▶ _EXERCISE DETAILS_
Your response should contain each line of the data that includes "percent".

-.-.-

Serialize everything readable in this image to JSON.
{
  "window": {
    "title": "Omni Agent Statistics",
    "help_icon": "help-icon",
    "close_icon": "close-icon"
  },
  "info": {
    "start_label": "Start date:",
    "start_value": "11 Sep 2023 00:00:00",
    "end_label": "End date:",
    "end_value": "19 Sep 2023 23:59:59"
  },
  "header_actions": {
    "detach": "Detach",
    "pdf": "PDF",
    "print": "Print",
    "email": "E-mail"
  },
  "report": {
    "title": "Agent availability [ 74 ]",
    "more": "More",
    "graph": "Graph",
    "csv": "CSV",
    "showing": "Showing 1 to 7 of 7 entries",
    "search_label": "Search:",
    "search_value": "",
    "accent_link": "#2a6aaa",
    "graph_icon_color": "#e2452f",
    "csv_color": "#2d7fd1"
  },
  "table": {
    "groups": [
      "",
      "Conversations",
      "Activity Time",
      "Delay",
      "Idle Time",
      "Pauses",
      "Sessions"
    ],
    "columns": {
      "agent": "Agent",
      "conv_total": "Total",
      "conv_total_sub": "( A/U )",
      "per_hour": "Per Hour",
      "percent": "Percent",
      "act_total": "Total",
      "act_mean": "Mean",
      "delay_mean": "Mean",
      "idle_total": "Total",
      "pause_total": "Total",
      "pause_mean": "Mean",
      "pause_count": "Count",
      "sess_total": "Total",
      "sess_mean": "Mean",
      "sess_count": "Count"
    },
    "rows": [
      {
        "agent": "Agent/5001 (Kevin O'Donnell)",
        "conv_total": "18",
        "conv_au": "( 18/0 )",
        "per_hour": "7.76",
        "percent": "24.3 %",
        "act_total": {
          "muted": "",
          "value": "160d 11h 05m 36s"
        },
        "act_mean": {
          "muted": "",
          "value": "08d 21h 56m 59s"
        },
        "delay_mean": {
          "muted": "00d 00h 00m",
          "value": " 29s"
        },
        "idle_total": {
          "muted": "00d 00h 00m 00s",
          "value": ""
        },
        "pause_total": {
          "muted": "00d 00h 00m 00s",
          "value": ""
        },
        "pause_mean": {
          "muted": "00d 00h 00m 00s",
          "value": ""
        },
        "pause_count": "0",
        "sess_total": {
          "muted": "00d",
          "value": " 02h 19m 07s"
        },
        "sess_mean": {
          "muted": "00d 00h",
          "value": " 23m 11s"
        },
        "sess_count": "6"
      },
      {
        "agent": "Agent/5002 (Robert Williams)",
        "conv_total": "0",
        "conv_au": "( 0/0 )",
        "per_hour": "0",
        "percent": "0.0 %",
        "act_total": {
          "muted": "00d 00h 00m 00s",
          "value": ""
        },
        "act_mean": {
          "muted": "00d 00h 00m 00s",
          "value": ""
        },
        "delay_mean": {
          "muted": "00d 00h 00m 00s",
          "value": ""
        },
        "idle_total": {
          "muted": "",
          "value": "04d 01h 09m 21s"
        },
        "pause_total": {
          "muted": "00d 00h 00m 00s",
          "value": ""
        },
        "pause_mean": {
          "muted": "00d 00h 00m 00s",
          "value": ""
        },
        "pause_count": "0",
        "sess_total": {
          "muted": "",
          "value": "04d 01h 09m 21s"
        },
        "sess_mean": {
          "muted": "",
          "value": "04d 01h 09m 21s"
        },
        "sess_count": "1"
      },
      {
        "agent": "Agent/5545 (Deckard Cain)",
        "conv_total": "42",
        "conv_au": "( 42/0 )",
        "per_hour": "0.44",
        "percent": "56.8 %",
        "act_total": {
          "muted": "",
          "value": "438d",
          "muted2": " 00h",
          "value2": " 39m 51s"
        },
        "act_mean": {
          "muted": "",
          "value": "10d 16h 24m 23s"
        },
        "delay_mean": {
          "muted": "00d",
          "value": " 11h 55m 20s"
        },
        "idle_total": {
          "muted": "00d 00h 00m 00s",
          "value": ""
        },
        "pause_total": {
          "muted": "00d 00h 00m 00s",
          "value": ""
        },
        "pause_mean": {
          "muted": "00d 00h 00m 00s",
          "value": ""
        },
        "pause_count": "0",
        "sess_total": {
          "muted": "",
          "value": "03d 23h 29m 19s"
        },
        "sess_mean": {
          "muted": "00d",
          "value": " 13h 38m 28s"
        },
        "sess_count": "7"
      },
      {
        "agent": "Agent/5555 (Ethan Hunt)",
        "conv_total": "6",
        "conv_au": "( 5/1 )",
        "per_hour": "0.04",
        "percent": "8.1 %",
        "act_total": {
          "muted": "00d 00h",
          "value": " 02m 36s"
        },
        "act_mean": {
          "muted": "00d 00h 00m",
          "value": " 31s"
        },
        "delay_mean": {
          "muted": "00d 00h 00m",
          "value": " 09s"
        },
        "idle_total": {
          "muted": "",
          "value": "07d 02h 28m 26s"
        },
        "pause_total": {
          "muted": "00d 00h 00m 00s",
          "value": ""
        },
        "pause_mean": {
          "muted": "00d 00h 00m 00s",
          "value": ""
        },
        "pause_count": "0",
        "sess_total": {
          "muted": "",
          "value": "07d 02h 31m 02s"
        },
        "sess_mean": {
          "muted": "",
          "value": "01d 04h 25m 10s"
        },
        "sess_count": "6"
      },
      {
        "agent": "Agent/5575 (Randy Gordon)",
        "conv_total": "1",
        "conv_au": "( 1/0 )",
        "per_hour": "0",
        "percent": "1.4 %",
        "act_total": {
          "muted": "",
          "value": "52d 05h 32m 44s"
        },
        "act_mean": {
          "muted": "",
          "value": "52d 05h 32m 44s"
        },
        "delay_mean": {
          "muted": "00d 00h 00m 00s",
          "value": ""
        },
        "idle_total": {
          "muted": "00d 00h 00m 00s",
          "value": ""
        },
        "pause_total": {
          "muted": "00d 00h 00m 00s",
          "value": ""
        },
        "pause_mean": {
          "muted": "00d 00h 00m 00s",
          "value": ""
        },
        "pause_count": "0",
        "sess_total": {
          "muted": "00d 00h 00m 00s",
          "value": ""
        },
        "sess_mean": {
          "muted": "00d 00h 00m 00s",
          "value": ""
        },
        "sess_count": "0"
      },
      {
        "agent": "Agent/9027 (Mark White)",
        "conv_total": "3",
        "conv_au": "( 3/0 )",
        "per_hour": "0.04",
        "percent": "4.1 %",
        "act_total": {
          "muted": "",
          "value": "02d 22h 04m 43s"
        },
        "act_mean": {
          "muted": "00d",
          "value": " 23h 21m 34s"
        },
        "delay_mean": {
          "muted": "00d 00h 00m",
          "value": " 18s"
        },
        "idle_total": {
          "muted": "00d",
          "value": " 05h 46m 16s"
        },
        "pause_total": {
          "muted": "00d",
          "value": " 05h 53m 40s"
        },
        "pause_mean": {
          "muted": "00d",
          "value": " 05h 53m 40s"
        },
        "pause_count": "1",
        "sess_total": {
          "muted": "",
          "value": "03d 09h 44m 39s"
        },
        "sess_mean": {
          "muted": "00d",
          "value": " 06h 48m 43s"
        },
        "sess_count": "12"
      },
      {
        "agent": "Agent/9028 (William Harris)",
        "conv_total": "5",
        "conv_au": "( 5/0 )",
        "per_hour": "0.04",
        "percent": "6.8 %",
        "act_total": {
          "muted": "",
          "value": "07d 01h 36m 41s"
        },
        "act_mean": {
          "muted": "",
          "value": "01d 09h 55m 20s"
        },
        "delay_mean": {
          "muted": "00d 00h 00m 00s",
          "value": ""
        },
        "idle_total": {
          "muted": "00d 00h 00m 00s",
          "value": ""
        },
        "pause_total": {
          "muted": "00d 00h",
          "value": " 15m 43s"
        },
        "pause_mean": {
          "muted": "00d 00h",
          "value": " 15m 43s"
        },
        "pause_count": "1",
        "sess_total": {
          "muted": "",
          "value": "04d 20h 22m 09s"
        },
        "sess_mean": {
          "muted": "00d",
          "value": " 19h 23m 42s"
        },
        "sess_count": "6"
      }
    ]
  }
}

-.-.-

▶ _OUTPUT OF THE EXERCISE_
      "percent": "Percent",
        "percent": "24.3 %",
        "percent": "0.0 %",
        "percent": "56.8 %",
        "percent": "8.1 %",
        "percent": "1.4 %",
        "percent": "4.1 %",
        "percent": "6.8 %",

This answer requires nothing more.